In an interview with Tom Keene yesterday, Citi strategist Willem Buiter, alongside Howard Davies chairman of the London School of Economics, said that "savage austerity" is in the US' future. "The only question was really the timing and the composition." Alas, for that to happen it would require an overhaul of the entire US kleptocratic oligarchy, and the entire premise of tenured politicians, who don't realize that in addition to boosting revenues, sometimes outlays have to be trimmed as well. Of course, as this is precisely the fatal flaw of Keynesianism, we can only commiserate with Buiter, who calls it exactly right. Too bad that even the possibility of actual austerity in the US would result with riots so severe it will make the ongoing economic freeze in France seem like the peak of Chinese economic growth.
The Federal Reserve is pulling out all the stops in attempting to invigorate the American economy. The stock market is surging. Everything is surging. The optimists are crowing that all is well. Deficits don’t matter. We can borrow our way to prosperity. Cutting taxes will not add $4 trillion to the National Debt if not paid for with spending cuts. All is well. So, the question remains. Was David Walker wrong? Are we actually on a perfectly sturdy solid platform? Or, are we on the Deepwater Horizon as it burns and crumbles into the sea? Let’s examine both storylines and decide which is true.

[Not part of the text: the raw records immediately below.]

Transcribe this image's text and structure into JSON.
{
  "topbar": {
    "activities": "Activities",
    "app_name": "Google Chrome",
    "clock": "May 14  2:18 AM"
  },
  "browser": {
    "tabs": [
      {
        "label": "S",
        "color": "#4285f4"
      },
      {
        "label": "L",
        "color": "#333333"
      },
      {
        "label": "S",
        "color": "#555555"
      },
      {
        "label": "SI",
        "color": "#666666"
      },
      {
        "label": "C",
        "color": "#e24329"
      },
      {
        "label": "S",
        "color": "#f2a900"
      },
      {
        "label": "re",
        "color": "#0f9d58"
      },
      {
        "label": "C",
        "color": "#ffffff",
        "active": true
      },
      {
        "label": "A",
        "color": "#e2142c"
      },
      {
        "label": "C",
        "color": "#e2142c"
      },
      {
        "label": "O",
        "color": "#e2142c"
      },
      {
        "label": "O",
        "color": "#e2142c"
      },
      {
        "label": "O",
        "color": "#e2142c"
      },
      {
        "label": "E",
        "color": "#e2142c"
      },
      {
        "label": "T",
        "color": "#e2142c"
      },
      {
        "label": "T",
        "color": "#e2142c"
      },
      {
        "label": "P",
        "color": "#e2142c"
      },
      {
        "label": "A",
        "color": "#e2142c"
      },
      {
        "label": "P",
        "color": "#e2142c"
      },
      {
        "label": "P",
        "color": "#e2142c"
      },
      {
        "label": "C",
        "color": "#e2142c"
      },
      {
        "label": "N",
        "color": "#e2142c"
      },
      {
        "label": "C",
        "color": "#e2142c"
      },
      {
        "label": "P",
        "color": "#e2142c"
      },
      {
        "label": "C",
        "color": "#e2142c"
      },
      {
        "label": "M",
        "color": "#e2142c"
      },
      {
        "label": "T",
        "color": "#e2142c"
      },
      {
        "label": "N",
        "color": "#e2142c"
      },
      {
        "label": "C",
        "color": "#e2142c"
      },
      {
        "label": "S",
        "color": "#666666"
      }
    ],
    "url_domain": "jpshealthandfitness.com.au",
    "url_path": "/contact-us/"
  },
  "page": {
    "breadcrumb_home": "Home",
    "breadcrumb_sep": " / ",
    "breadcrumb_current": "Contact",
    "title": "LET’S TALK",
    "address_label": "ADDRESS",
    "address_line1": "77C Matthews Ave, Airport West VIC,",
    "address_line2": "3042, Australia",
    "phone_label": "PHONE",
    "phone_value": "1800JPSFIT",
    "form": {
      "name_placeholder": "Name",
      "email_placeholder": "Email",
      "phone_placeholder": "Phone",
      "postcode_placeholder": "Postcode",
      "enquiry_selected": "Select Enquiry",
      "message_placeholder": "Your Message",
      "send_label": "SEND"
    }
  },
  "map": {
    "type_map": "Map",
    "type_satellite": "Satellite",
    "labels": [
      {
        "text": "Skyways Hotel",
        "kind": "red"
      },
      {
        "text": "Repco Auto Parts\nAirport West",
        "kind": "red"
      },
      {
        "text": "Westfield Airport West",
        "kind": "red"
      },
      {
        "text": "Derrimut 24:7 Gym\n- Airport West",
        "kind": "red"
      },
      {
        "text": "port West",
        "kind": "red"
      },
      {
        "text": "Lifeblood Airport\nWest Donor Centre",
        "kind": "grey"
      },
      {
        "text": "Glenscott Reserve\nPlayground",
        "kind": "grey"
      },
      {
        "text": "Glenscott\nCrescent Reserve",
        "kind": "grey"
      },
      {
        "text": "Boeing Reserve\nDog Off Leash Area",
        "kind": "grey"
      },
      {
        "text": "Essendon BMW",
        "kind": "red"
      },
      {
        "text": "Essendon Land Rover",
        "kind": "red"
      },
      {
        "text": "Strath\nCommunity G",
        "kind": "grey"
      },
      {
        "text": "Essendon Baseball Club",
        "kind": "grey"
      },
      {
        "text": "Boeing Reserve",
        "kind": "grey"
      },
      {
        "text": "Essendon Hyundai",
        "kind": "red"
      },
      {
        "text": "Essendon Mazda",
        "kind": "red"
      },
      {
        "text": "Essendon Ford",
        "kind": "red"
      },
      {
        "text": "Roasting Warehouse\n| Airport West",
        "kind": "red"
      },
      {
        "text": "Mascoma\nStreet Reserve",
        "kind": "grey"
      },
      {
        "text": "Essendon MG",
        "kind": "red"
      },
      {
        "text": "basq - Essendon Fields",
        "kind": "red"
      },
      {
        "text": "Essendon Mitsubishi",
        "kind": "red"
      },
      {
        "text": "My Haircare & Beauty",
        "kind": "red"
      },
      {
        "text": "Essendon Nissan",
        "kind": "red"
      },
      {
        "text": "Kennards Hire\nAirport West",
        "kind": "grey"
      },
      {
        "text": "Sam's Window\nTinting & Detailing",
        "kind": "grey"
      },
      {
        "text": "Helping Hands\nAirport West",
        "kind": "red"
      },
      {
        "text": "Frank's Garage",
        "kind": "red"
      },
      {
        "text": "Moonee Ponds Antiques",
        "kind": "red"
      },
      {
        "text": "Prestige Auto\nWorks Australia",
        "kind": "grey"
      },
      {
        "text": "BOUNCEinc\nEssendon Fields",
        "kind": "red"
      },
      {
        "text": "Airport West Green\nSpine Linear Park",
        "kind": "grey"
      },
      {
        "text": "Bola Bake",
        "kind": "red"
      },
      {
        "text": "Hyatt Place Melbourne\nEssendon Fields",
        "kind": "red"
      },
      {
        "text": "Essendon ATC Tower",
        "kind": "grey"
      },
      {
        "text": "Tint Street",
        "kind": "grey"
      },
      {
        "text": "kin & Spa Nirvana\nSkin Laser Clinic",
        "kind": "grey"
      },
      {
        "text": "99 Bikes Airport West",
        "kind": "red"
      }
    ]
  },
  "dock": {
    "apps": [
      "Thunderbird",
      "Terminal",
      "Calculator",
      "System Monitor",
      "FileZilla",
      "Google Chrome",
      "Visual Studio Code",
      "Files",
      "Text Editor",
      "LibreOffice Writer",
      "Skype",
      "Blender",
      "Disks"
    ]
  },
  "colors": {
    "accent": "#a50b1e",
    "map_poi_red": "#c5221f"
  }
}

Zero Hedge is happy to present the latest members of our little club: IceCap Asset Management, whose market insights we will share with readers on a periodic basis. In the inaugural piece, "Somewhere over the rainbow", Keith Dicker looks for the treasure at the end of fiat rainbow and, as expected, finds gold (to misappropriate the symbolism of a bankrupt country to that of one of the world's strongest economies). The presentation, which is from July, is prophetic to the dot in our rapidly changing (and devaluing) times, and those who may have listened to the presented advice, would have been about 20% richer: "Gold is the ultimate store of value and insurance policy, and has proven to be a terrific asset in times of market uncertainty. After all, isn’t that what you would expect to find at the end of a rainbow?" What is it with Canadians, first Sprott and now IceCap, and their unabashed willingness to express their love for the metal: don't they know it is a barbarous relic which the shamans of Keynesianism, especially those who have found their last refuse in the NYT Op-Ed pages, enjoy ridiculing with every last breath of credibility they have left in their turgid ideological bodies? So for those who wish to leave failed economic dogma behind, here is IceCap.